▶ [WHAT TO DO] Check every line in the records below for the word "icon" and report how many have it, nothing more.
------------------------------
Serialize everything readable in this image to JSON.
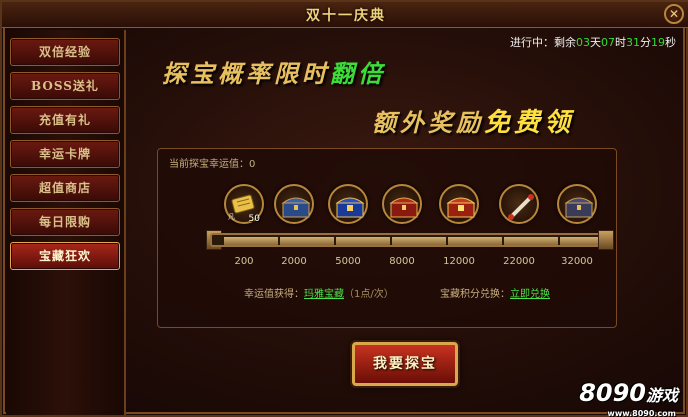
{
  "window": {
    "title": "双十一庆典",
    "close_label": "✕"
  },
  "countdown": {
    "prefix": "进行中：剩余",
    "days": "03",
    "day_unit": "天",
    "hours": "07",
    "hour_unit": "时",
    "minutes": "31",
    "minute_unit": "分",
    "seconds": "19",
    "second_unit": "秒"
  },
  "sidebar": {
    "items": [
      {
        "label": "双倍经验"
      },
      {
        "label": "BOSS送礼"
      },
      {
        "label": "充值有礼"
      },
      {
        "label": "幸运卡牌"
      },
      {
        "label": "超值商店"
      },
      {
        "label": "每日限购"
      },
      {
        "label": "宝藏狂欢"
      }
    ],
    "active_index": 6
  },
  "banner": {
    "line1_prefix": "探宝概率限时",
    "line1_highlight": "翻倍",
    "line2_prefix": "额外奖励",
    "line2_highlight": "免费领"
  },
  "panel": {
    "luck_label": "当前探宝幸运值：",
    "luck_value": "0",
    "rewards": [
      {
        "icon": "gold-scroll-icon",
        "qty": "50",
        "tag": "凡",
        "threshold": "200"
      },
      {
        "icon": "blue-chest-icon",
        "threshold": "2000"
      },
      {
        "icon": "blue-gold-chest-icon",
        "threshold": "5000"
      },
      {
        "icon": "red-chest-icon",
        "threshold": "8000"
      },
      {
        "icon": "red-gold-chest-icon",
        "threshold": "12000"
      },
      {
        "icon": "bone-staff-icon",
        "threshold": "22000"
      },
      {
        "icon": "dark-chest-icon",
        "threshold": "32000"
      }
    ],
    "progress": 0
  },
  "info": {
    "luck_get_label": "幸运值获得：",
    "luck_get_link": "玛雅宝藏",
    "luck_get_note": "（1点/次）",
    "exchange_label": "宝藏积分兑换：",
    "exchange_link": "立即兑换"
  },
  "action": {
    "treasure_button": "我要探宝"
  },
  "watermark": {
    "brand": "8090",
    "suffix": "游戏",
    "url": "www.8090.com"
  },
  "colors": {
    "accent_gold": "#e8c060",
    "highlight_green": "#3edc3a",
    "button_red": "#c83220"
  }
}
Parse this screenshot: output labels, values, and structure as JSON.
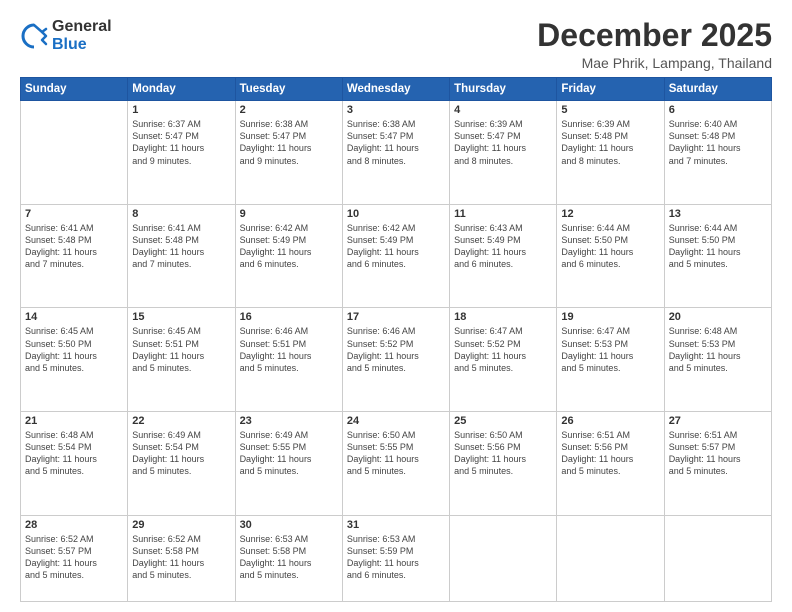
{
  "logo": {
    "general": "General",
    "blue": "Blue"
  },
  "header": {
    "month": "December 2025",
    "location": "Mae Phrik, Lampang, Thailand"
  },
  "weekdays": [
    "Sunday",
    "Monday",
    "Tuesday",
    "Wednesday",
    "Thursday",
    "Friday",
    "Saturday"
  ],
  "weeks": [
    [
      {
        "day": "",
        "info": ""
      },
      {
        "day": "1",
        "info": "Sunrise: 6:37 AM\nSunset: 5:47 PM\nDaylight: 11 hours\nand 9 minutes."
      },
      {
        "day": "2",
        "info": "Sunrise: 6:38 AM\nSunset: 5:47 PM\nDaylight: 11 hours\nand 9 minutes."
      },
      {
        "day": "3",
        "info": "Sunrise: 6:38 AM\nSunset: 5:47 PM\nDaylight: 11 hours\nand 8 minutes."
      },
      {
        "day": "4",
        "info": "Sunrise: 6:39 AM\nSunset: 5:47 PM\nDaylight: 11 hours\nand 8 minutes."
      },
      {
        "day": "5",
        "info": "Sunrise: 6:39 AM\nSunset: 5:48 PM\nDaylight: 11 hours\nand 8 minutes."
      },
      {
        "day": "6",
        "info": "Sunrise: 6:40 AM\nSunset: 5:48 PM\nDaylight: 11 hours\nand 7 minutes."
      }
    ],
    [
      {
        "day": "7",
        "info": "Sunrise: 6:41 AM\nSunset: 5:48 PM\nDaylight: 11 hours\nand 7 minutes."
      },
      {
        "day": "8",
        "info": "Sunrise: 6:41 AM\nSunset: 5:48 PM\nDaylight: 11 hours\nand 7 minutes."
      },
      {
        "day": "9",
        "info": "Sunrise: 6:42 AM\nSunset: 5:49 PM\nDaylight: 11 hours\nand 6 minutes."
      },
      {
        "day": "10",
        "info": "Sunrise: 6:42 AM\nSunset: 5:49 PM\nDaylight: 11 hours\nand 6 minutes."
      },
      {
        "day": "11",
        "info": "Sunrise: 6:43 AM\nSunset: 5:49 PM\nDaylight: 11 hours\nand 6 minutes."
      },
      {
        "day": "12",
        "info": "Sunrise: 6:44 AM\nSunset: 5:50 PM\nDaylight: 11 hours\nand 6 minutes."
      },
      {
        "day": "13",
        "info": "Sunrise: 6:44 AM\nSunset: 5:50 PM\nDaylight: 11 hours\nand 5 minutes."
      }
    ],
    [
      {
        "day": "14",
        "info": "Sunrise: 6:45 AM\nSunset: 5:50 PM\nDaylight: 11 hours\nand 5 minutes."
      },
      {
        "day": "15",
        "info": "Sunrise: 6:45 AM\nSunset: 5:51 PM\nDaylight: 11 hours\nand 5 minutes."
      },
      {
        "day": "16",
        "info": "Sunrise: 6:46 AM\nSunset: 5:51 PM\nDaylight: 11 hours\nand 5 minutes."
      },
      {
        "day": "17",
        "info": "Sunrise: 6:46 AM\nSunset: 5:52 PM\nDaylight: 11 hours\nand 5 minutes."
      },
      {
        "day": "18",
        "info": "Sunrise: 6:47 AM\nSunset: 5:52 PM\nDaylight: 11 hours\nand 5 minutes."
      },
      {
        "day": "19",
        "info": "Sunrise: 6:47 AM\nSunset: 5:53 PM\nDaylight: 11 hours\nand 5 minutes."
      },
      {
        "day": "20",
        "info": "Sunrise: 6:48 AM\nSunset: 5:53 PM\nDaylight: 11 hours\nand 5 minutes."
      }
    ],
    [
      {
        "day": "21",
        "info": "Sunrise: 6:48 AM\nSunset: 5:54 PM\nDaylight: 11 hours\nand 5 minutes."
      },
      {
        "day": "22",
        "info": "Sunrise: 6:49 AM\nSunset: 5:54 PM\nDaylight: 11 hours\nand 5 minutes."
      },
      {
        "day": "23",
        "info": "Sunrise: 6:49 AM\nSunset: 5:55 PM\nDaylight: 11 hours\nand 5 minutes."
      },
      {
        "day": "24",
        "info": "Sunrise: 6:50 AM\nSunset: 5:55 PM\nDaylight: 11 hours\nand 5 minutes."
      },
      {
        "day": "25",
        "info": "Sunrise: 6:50 AM\nSunset: 5:56 PM\nDaylight: 11 hours\nand 5 minutes."
      },
      {
        "day": "26",
        "info": "Sunrise: 6:51 AM\nSunset: 5:56 PM\nDaylight: 11 hours\nand 5 minutes."
      },
      {
        "day": "27",
        "info": "Sunrise: 6:51 AM\nSunset: 5:57 PM\nDaylight: 11 hours\nand 5 minutes."
      }
    ],
    [
      {
        "day": "28",
        "info": "Sunrise: 6:52 AM\nSunset: 5:57 PM\nDaylight: 11 hours\nand 5 minutes."
      },
      {
        "day": "29",
        "info": "Sunrise: 6:52 AM\nSunset: 5:58 PM\nDaylight: 11 hours\nand 5 minutes."
      },
      {
        "day": "30",
        "info": "Sunrise: 6:53 AM\nSunset: 5:58 PM\nDaylight: 11 hours\nand 5 minutes."
      },
      {
        "day": "31",
        "info": "Sunrise: 6:53 AM\nSunset: 5:59 PM\nDaylight: 11 hours\nand 6 minutes."
      },
      {
        "day": "",
        "info": ""
      },
      {
        "day": "",
        "info": ""
      },
      {
        "day": "",
        "info": ""
      }
    ]
  ]
}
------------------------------
▶ [FINISHED EXERCISE] 7